(Data for review Opens)

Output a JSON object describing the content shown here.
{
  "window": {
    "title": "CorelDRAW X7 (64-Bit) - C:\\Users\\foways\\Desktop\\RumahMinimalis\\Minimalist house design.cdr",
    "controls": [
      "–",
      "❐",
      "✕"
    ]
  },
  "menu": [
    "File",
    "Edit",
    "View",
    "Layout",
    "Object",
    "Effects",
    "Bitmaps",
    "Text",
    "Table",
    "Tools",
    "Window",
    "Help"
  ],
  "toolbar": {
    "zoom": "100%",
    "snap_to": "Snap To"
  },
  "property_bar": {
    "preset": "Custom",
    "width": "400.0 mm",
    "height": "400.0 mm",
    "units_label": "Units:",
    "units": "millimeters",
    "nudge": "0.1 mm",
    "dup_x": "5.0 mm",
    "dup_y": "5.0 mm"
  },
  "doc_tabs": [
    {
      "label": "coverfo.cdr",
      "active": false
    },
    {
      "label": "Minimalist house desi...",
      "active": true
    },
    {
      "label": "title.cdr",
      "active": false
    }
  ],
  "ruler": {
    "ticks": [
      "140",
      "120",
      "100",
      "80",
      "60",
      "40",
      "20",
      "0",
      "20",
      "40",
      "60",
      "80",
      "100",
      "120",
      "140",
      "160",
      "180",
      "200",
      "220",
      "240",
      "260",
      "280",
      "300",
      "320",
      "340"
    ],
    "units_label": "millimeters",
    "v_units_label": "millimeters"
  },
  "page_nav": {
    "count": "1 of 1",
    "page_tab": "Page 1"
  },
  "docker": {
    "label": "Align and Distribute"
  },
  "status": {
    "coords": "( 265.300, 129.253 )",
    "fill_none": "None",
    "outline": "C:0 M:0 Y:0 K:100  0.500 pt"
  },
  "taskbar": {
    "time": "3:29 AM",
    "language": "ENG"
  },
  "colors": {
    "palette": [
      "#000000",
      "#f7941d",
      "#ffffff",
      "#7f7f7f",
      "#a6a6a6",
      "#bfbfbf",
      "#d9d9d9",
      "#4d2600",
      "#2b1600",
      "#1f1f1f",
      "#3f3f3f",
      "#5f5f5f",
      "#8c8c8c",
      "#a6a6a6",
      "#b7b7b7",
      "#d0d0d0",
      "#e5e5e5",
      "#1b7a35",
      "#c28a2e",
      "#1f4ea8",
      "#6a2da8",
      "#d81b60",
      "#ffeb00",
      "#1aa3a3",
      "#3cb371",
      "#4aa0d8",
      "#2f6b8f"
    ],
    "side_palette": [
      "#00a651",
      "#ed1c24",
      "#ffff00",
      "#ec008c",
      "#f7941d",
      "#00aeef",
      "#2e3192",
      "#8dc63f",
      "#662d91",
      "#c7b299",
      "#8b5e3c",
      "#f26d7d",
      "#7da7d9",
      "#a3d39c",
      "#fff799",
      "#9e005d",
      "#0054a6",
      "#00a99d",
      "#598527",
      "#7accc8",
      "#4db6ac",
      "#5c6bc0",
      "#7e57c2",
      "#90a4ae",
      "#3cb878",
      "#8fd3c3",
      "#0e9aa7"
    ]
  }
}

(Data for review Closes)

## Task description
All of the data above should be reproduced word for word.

## Solution
Output a JSON object describing the content shown here.
{
  "window": {
    "title": "CorelDRAW X7 (64-Bit) - C:\\Users\\foways\\Desktop\\RumahMinimalis\\Minimalist house design.cdr",
    "controls": [
      "–",
      "❐",
      "✕"
    ]
  },
  "menu": [
    "File",
    "Edit",
    "View",
    "Layout",
    "Object",
    "Effects",
    "Bitmaps",
    "Text",
    "Table",
    "Tools",
    "Window",
    "Help"
  ],
  "toolbar": {
    "zoom": "100%",
    "snap_to": "Snap To"
  },
  "property_bar": {
    "preset": "Custom",
    "width": "400.0 mm",
    "height": "400.0 mm",
    "units_label": "Units:",
    "units": "millimeters",
    "nudge": "0.1 mm",
    "dup_x": "5.0 mm",
    "dup_y": "5.0 mm"
  },
  "doc_tabs": [
    {
      "label": "coverfo.cdr",
      "active": false
    },
    {
      "label": "Minimalist house desi...",
      "active": true
    },
    {
      "label": "title.cdr",
      "active": false
    }
  ],
  "ruler": {
    "ticks": [
      "140",
      "120",
      "100",
      "80",
      "60",
      "40",
      "20",
      "0",
      "20",
      "40",
      "60",
      "80",
      "100",
      "120",
      "140",
      "160",
      "180",
      "200",
      "220",
      "240",
      "260",
      "280",
      "300",
      "320",
      "340"
    ],
    "units_label": "millimeters",
    "v_units_label": "millimeters"
  },
  "page_nav": {
    "count": "1 of 1",
    "page_tab": "Page 1"
  },
  "docker": {
    "label": "Align and Distribute"
  },
  "status": {
    "coords": "( 265.300, 129.253 )",
    "fill_none": "None",
    "outline": "C:0 M:0 Y:0 K:100  0.500 pt"
  },
  "taskbar": {
    "time": "3:29 AM",
    "language": "ENG"
  },
  "colors": {
    "palette": [
      "#000000",
      "#f7941d",
      "#ffffff",
      "#7f7f7f",
      "#a6a6a6",
      "#bfbfbf",
      "#d9d9d9",
      "#4d2600",
      "#2b1600",
      "#1f1f1f",
      "#3f3f3f",
      "#5f5f5f",
      "#8c8c8c",
      "#a6a6a6",
      "#b7b7b7",
      "#d0d0d0",
      "#e5e5e5",
      "#1b7a35",
      "#c28a2e",
      "#1f4ea8",
      "#6a2da8",
      "#d81b60",
      "#ffeb00",
      "#1aa3a3",
      "#3cb371",
      "#4aa0d8",
      "#2f6b8f"
    ],
    "side_palette": [
      "#00a651",
      "#ed1c24",
      "#ffff00",
      "#ec008c",
      "#f7941d",
      "#00aeef",
      "#2e3192",
      "#8dc63f",
      "#662d91",
      "#c7b299",
      "#8b5e3c",
      "#f26d7d",
      "#7da7d9",
      "#a3d39c",
      "#fff799",
      "#9e005d",
      "#0054a6",
      "#00a99d",
      "#598527",
      "#7accc8",
      "#4db6ac",
      "#5c6bc0",
      "#7e57c2",
      "#90a4ae",
      "#3cb878",
      "#8fd3c3",
      "#0e9aa7"
    ]
  }
}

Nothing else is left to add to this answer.